Mnemonics, however, function differently. They don’t last long enough to get on your nerves and they’re just as memorable, if not more, than their jingle counterparts. In fact, sometimes they’re so undetectable that you don’t realize you’ve created an association between the sound and the brand. That’s certainly by design.
Don’t believe me? Click this link, close your eyes, and tell me you don’t know the brand behind it.
If you say you don’t know it, I won’t believe you.
How It Works
So what’s the logic behind a brand using a mnemonic? How does it drive growth? The story goes a little something like this…
Step 1 - A sticky mnemonic is added to all of a brand’s ads/media.

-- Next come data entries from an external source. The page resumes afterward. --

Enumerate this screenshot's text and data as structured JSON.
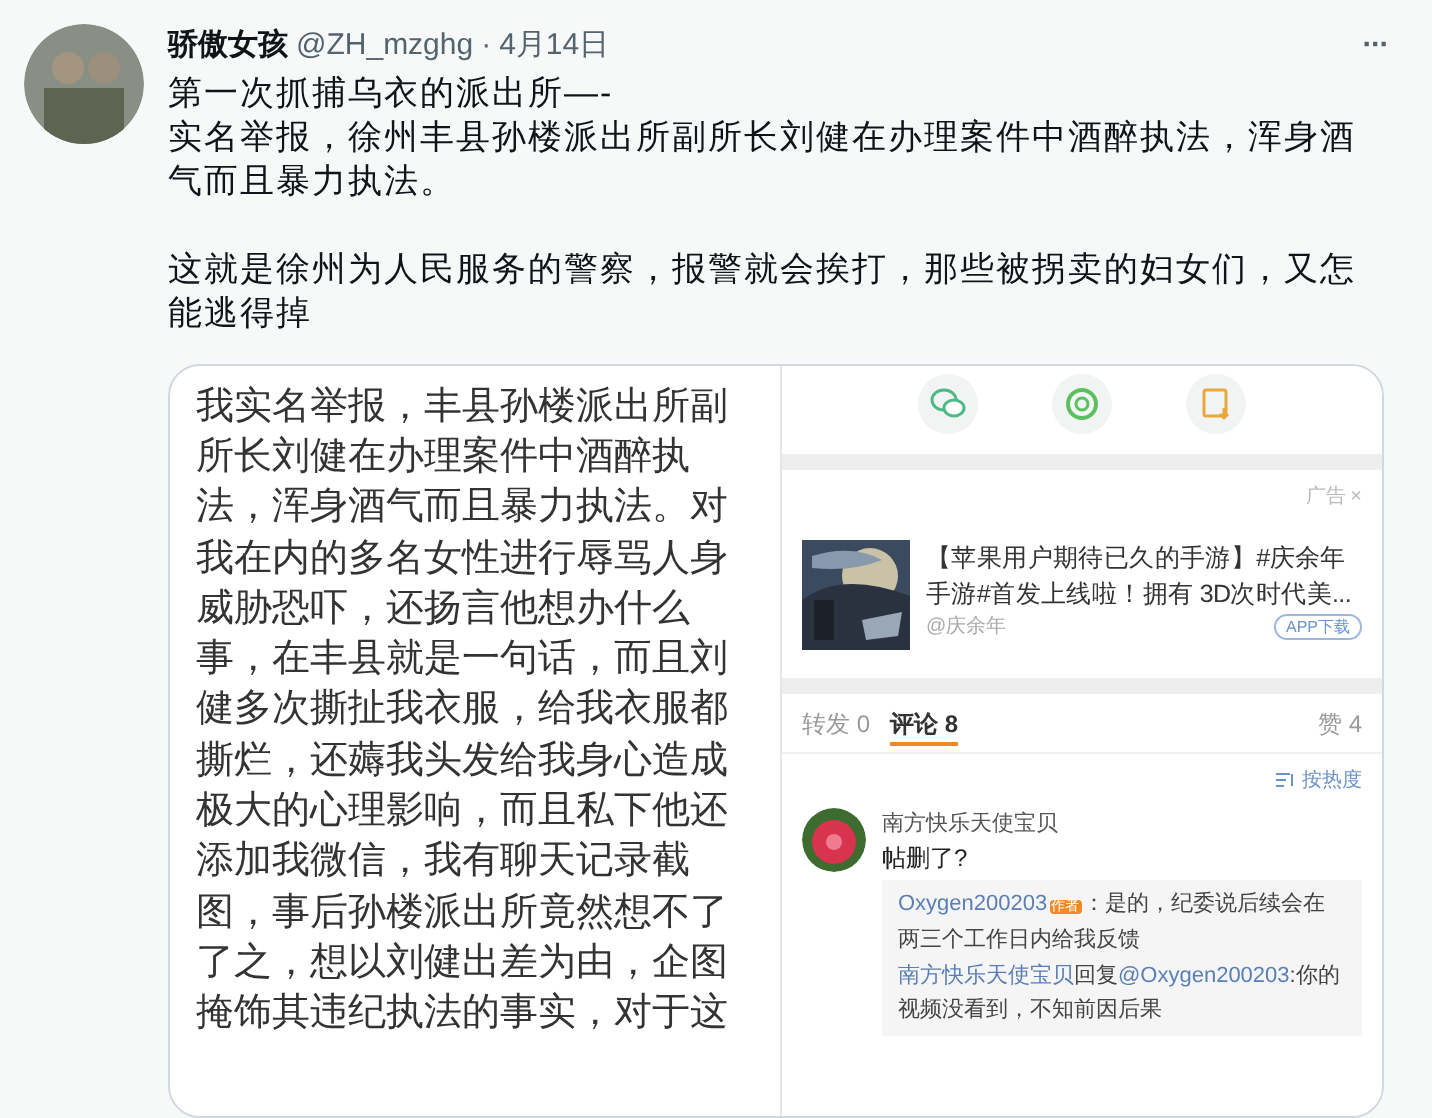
{
  "post": {
    "author": "骄傲女孩",
    "handle": "@ZH_mzghg",
    "separator": "·",
    "date": "4月14日",
    "more": "···",
    "paragraphs": [
      {
        "lines": [
          "第一次抓捕乌衣的派出所—-",
          "实名举报，徐州丰县孙楼派出所副所长刘健在办理案件中酒醉执法，浑身酒气而且暴力执法。"
        ]
      },
      {
        "lines": [
          "这就是徐州为人民服务的警察，报警就会挨打，那些被拐卖的妇女们，又怎能逃得掉"
        ]
      }
    ]
  },
  "attachment": {
    "report_text": "我实名举报，丰县孙楼派出所副所长刘健在办理案件中酒醉执法，浑身酒气而且暴力执法。对我在内的多名女性进行辱骂人身威胁恐吓，还扬言他想办什么事，在丰县就是一句话，而且刘健多次撕扯我衣服，给我衣服都撕烂，还薅我头发给我身心造成极大的心理影响，而且私下他还添加我微信，我有聊天记录截图，事后孙楼派出所竟然想不了了之，想以刘健出差为由，企图掩饰其违纪执法的事实，对于这",
    "share_icons": [
      {
        "kind": "wechat"
      },
      {
        "kind": "moments"
      },
      {
        "kind": "save"
      }
    ],
    "ad": {
      "label": "广告",
      "close": "×",
      "title": "【苹果用户期待已久的手游】#庆余年手游#首发上线啦！拥有 3D次时代美...",
      "source": "@庆余年",
      "button": "APP下载"
    },
    "tabs": [
      {
        "label": "转发 0",
        "selected": false
      },
      {
        "label": "评论 8",
        "selected": true
      },
      {
        "label": "赞 4",
        "selected": false
      }
    ],
    "sort": "按热度",
    "comments": [
      {
        "author": "南方快乐天使宝贝",
        "text": "帖删了?",
        "replies": [
          {
            "user": "Oxygen200203",
            "badge": "作者",
            "text": "：是的，纪委说后续会在两三个工作日内给我反馈"
          },
          {
            "user": "南方快乐天使宝贝",
            "verb": "回复",
            "mention": "@Oxygen200203",
            "text": ":你的视频没看到，不知前因后果"
          }
        ]
      }
    ]
  }
}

Step 2 - Those ads/media go everywhere, and people begin to associate the sound with the brand.
Step 3 - When thinking about shopping in that brand’s category, the mnemonic is easily recalled, which creates a sense of familiarity and trust in the consumer.
Step 4 - That sense of familiarity and trust motivates the consumer to select this brand, and to think of it favorably in general.

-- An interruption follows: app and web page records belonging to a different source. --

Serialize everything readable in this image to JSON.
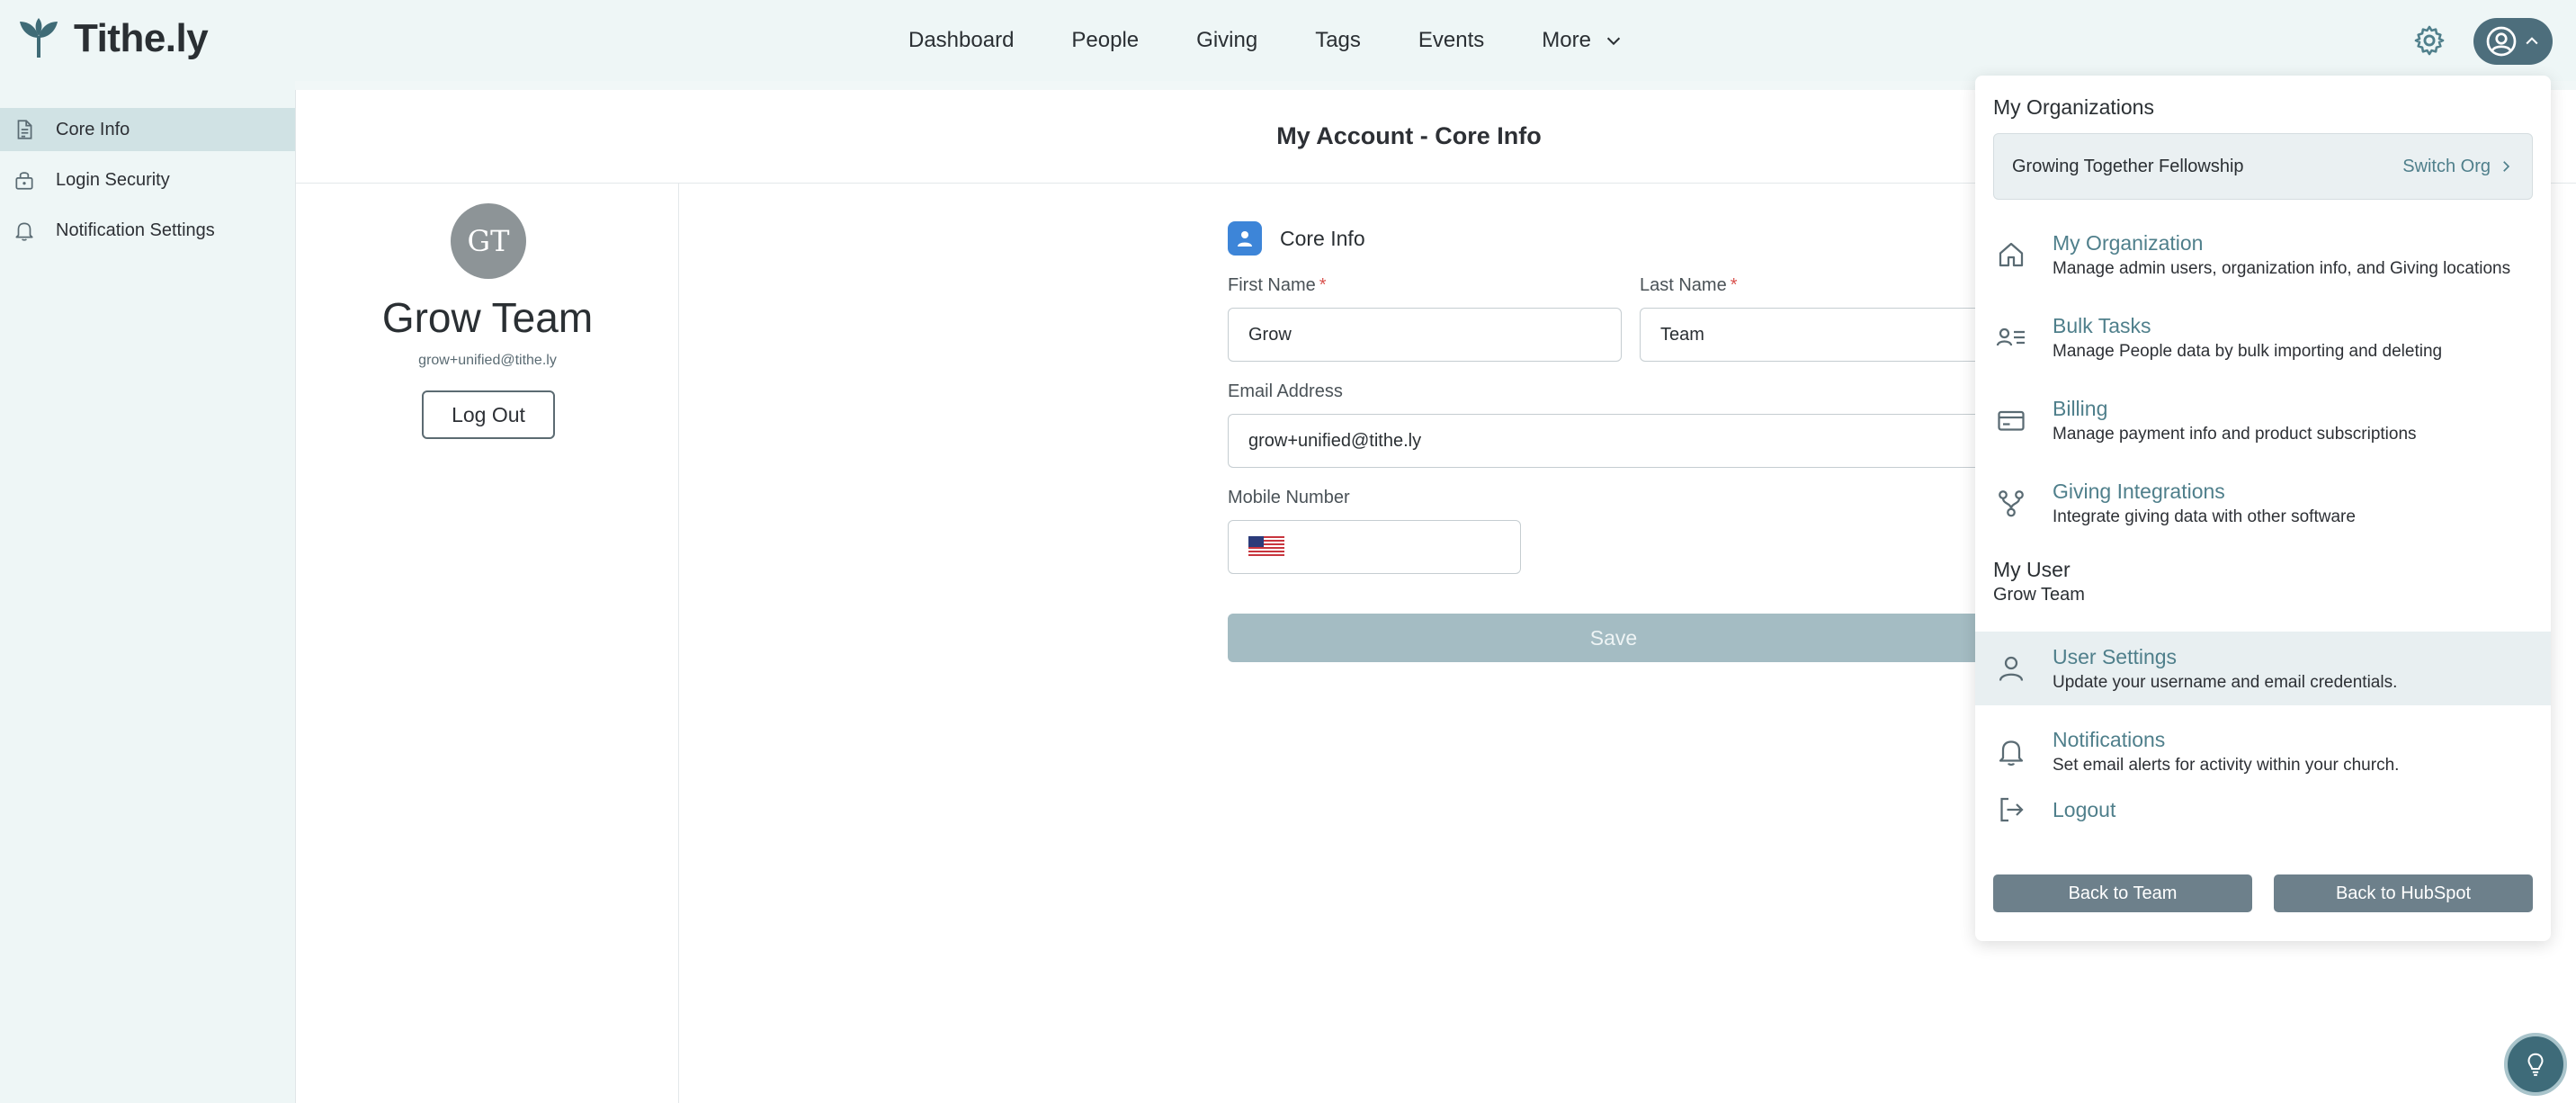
{
  "app": {
    "name": "Tithe.ly"
  },
  "nav": {
    "items": [
      {
        "label": "Dashboard"
      },
      {
        "label": "People"
      },
      {
        "label": "Giving"
      },
      {
        "label": "Tags"
      },
      {
        "label": "Events"
      },
      {
        "label": "More"
      }
    ]
  },
  "sidebar": {
    "items": [
      {
        "label": "Core Info"
      },
      {
        "label": "Login Security"
      },
      {
        "label": "Notification Settings"
      }
    ]
  },
  "page": {
    "title": "My Account - Core Info"
  },
  "profile": {
    "initials": "GT",
    "name": "Grow Team",
    "email": "grow+unified@tithe.ly",
    "logout_label": "Log Out"
  },
  "form": {
    "section_title": "Core Info",
    "first_name_label": "First Name",
    "first_name_value": "Grow",
    "last_name_label": "Last Name",
    "last_name_value": "Team",
    "required_mark": "*",
    "email_label": "Email Address",
    "email_value": "grow+unified@tithe.ly",
    "mobile_label": "Mobile Number",
    "mobile_value": "",
    "save_label": "Save"
  },
  "dropdown": {
    "orgs_heading": "My Organizations",
    "org_name": "Growing Together Fellowship",
    "switch_org_label": "Switch Org",
    "org_items": [
      {
        "title": "My Organization",
        "subtitle": "Manage admin users, organization info, and Giving locations",
        "icon": "home-icon"
      },
      {
        "title": "Bulk Tasks",
        "subtitle": "Manage People data by bulk importing and deleting",
        "icon": "user-list-icon"
      },
      {
        "title": "Billing",
        "subtitle": "Manage payment info and product subscriptions",
        "icon": "credit-card-icon"
      },
      {
        "title": "Giving Integrations",
        "subtitle": "Integrate giving data with other software",
        "icon": "integration-icon"
      }
    ],
    "user_heading": "My User",
    "user_name": "Grow Team",
    "user_items": [
      {
        "title": "User Settings",
        "subtitle": "Update your username and email credentials.",
        "icon": "user-icon"
      },
      {
        "title": "Notifications",
        "subtitle": "Set email alerts for activity within your church.",
        "icon": "bell-icon"
      },
      {
        "title": "Logout",
        "subtitle": "",
        "icon": "logout-icon"
      }
    ],
    "back_team_label": "Back to Team",
    "back_hubspot_label": "Back to HubSpot"
  },
  "colors": {
    "accent": "#4f7f8b",
    "brand_dark": "#4d6e7c",
    "save_disabled": "#a4bcc3",
    "badge_blue": "#3d85d8"
  }
}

There you have it. By the power of simple, pleasant sounds, your brand just created a strong, positive association with it in everybody’s mind. You haven’t gotten on anyone’s nerves with an overused jingle, and you’ve carved a sonic niche in the auralscape that you can always call your own. Nice!
Other Sounds Around
Sonic branding shows up in other ways as well, ways that aren’t specifically tied to ads or marketing, but still serve a useful purpose.
Maybe you're one of the millions of people who has an iPhone. Apple has done a great job creating associations with sounds on the iPhone to the general pleasantness people feel toward the brand.
Think of the sound when sending or receiving a text. It’s nice, right? Soothing, even.
Again, this is very much by design. Apple is using a sonic experience to create a feeling in you that draws on your emotions in order to create a positive association between how you feel and the brand’s role in your life.
Sneaky, but smart.
[This is a bit of a tangent, since it’s not a sonic example, but Apple has done this well with their iMessage feature as well. Blue texts vs. green texts. It’s very intentional that messages between iPhones are in that pleasing blue color, and messages from other devices are in that harsh green color. It creates an association in the mind that iPhone = pretty, and competitors = ugly.]
Where We’re Headed
Marketers are adept at creating positive associations between the brands they represent and the target they’re going after. With respect to sonic branding, it looks like marketers have dialed up the use of mnemonics to accomplish that, and have moved away from using full-blown songs to reel us in. It does make me wonder, though, if there could be an interesting resurgence of jingles in the future.
One of my favorite commercials ever employs an interesting technique, and it’s this Ragu spot.
First of all, wow, I hope you watched that. Absolutely hilarious. Second, notice the cheeky meta-usage of a “jingle” to tell this hilarious story. It’s ironic and surprising. If there’s any opportunity in jingle territory, I think it might resemble this.
Plus, it makes you wonder, is a satire of a jingle not itself a jingle? A head-scratcher, that’s for sure.
How the Song Ends
It’s clear that mnemonics aren’t going anywhere. That’s because they work. As long as they do all of the things they need to do right, which are (1) be catchy (2) be consistent and (3) be everywhere.
As for jingles, maybe we’ll get a good one again one day, but I’m not holding my breath.
But now that we’ve dissected the use of sonic branding, I bet you’ll notice them more. If you find some good ones, let us know.